Problem details: Give the data below again exactly, and drop each picture from it.

Source data:

* * * *

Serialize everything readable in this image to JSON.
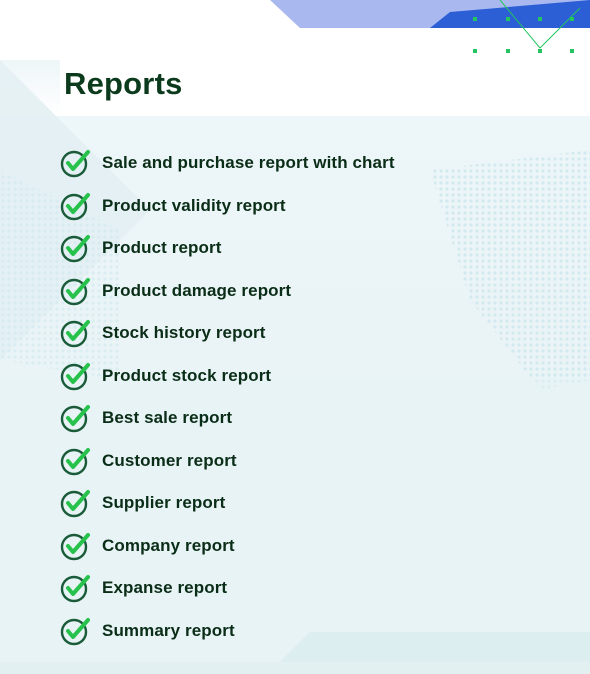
{
  "page": {
    "title": "Reports"
  },
  "report_list": {
    "items": [
      {
        "label": "Sale and purchase report with chart"
      },
      {
        "label": "Product validity report"
      },
      {
        "label": "Product report"
      },
      {
        "label": "Product damage report"
      },
      {
        "label": "Stock history report"
      },
      {
        "label": "Product stock report"
      },
      {
        "label": "Best sale report"
      },
      {
        "label": "Customer report"
      },
      {
        "label": "Supplier report"
      },
      {
        "label": "Company report"
      },
      {
        "label": "Expanse report"
      },
      {
        "label": "Summary report"
      }
    ]
  },
  "colors": {
    "title": "#0c3a1c",
    "label": "#0a2d17",
    "check_circle": "#1a5b3a",
    "check_mark": "#27c24c",
    "accent_blue": "#2c5fd6",
    "accent_light_blue": "#a9b9ef",
    "accent_green_dots": "#22c55e"
  }
}
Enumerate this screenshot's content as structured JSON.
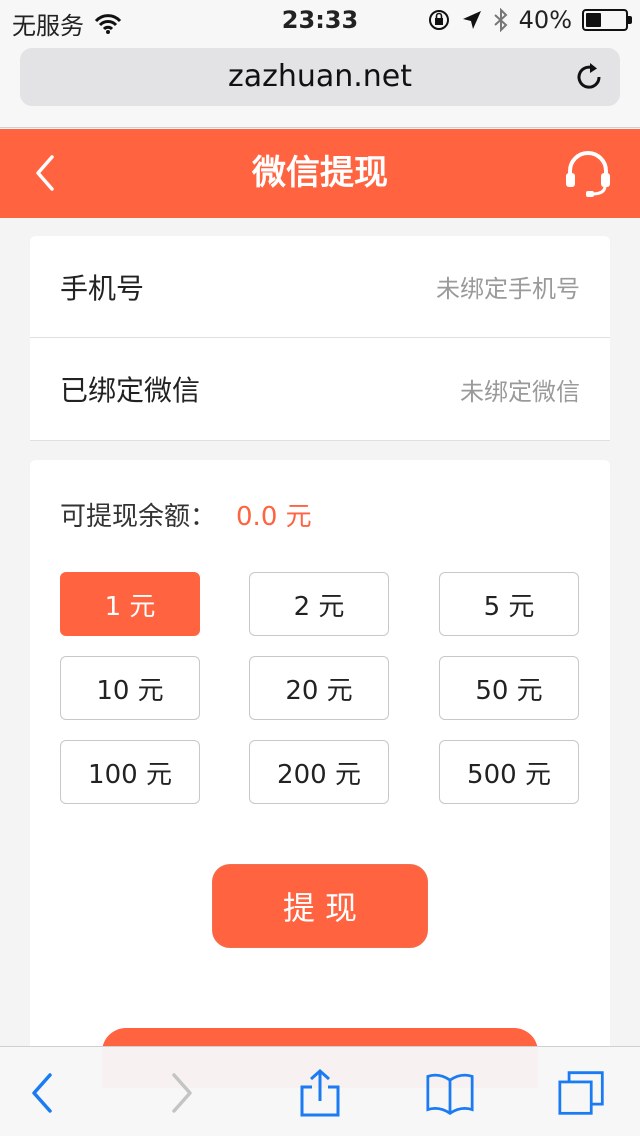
{
  "status_bar": {
    "carrier": "无服务",
    "time": "23:33",
    "battery_percent": "40%",
    "battery_level": 0.4
  },
  "browser": {
    "url": "zazhuan.net"
  },
  "header": {
    "title": "微信提现"
  },
  "info": {
    "phone_label": "手机号",
    "phone_value": "未绑定手机号",
    "wechat_label": "已绑定微信",
    "wechat_value": "未绑定微信"
  },
  "withdraw": {
    "balance_label": "可提现余额：",
    "balance_value": "0.0 元",
    "amounts": [
      "1 元",
      "2 元",
      "5 元",
      "10 元",
      "20 元",
      "50 元",
      "100 元",
      "200 元",
      "500 元"
    ],
    "selected_index": 0,
    "submit_label": "提现"
  },
  "colors": {
    "accent": "#ff6340",
    "browser_link": "#1a7bf2"
  },
  "icons": {
    "header_left": "back-icon",
    "header_right": "headset-icon",
    "toolbar": [
      "back-icon",
      "forward-icon",
      "share-icon",
      "bookmarks-icon",
      "tabs-icon"
    ]
  }
}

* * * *

Solution for this problem:
Serialize everything readable in this image to JSON.
{
  "page": {
    "title": "Reports"
  },
  "report_list": {
    "items": [
      {
        "label": "Sale and purchase report with chart"
      },
      {
        "label": "Product validity report"
      },
      {
        "label": "Product report"
      },
      {
        "label": "Product damage report"
      },
      {
        "label": "Stock history report"
      },
      {
        "label": "Product stock report"
      },
      {
        "label": "Best sale report"
      },
      {
        "label": "Customer report"
      },
      {
        "label": "Supplier report"
      },
      {
        "label": "Company report"
      },
      {
        "label": "Expanse report"
      },
      {
        "label": "Summary report"
      }
    ]
  },
  "colors": {
    "title": "#0c3a1c",
    "label": "#0a2d17",
    "check_circle": "#1a5b3a",
    "check_mark": "#27c24c",
    "accent_blue": "#2c5fd6",
    "accent_light_blue": "#a9b9ef",
    "accent_green_dots": "#22c55e"
  }
}
Enumerate this screenshot's content as structured JSON.
{
  "status_bar": {
    "carrier": "无服务",
    "time": "23:33",
    "battery_percent": "40%",
    "battery_level": 0.4
  },
  "browser": {
    "url": "zazhuan.net"
  },
  "header": {
    "title": "微信提现"
  },
  "info": {
    "phone_label": "手机号",
    "phone_value": "未绑定手机号",
    "wechat_label": "已绑定微信",
    "wechat_value": "未绑定微信"
  },
  "withdraw": {
    "balance_label": "可提现余额：",
    "balance_value": "0.0 元",
    "amounts": [
      "1 元",
      "2 元",
      "5 元",
      "10 元",
      "20 元",
      "50 元",
      "100 元",
      "200 元",
      "500 元"
    ],
    "selected_index": 0,
    "submit_label": "提现"
  },
  "colors": {
    "accent": "#ff6340",
    "browser_link": "#1a7bf2"
  },
  "icons": {
    "header_left": "back-icon",
    "header_right": "headset-icon",
    "toolbar": [
      "back-icon",
      "forward-icon",
      "share-icon",
      "bookmarks-icon",
      "tabs-icon"
    ]
  }
}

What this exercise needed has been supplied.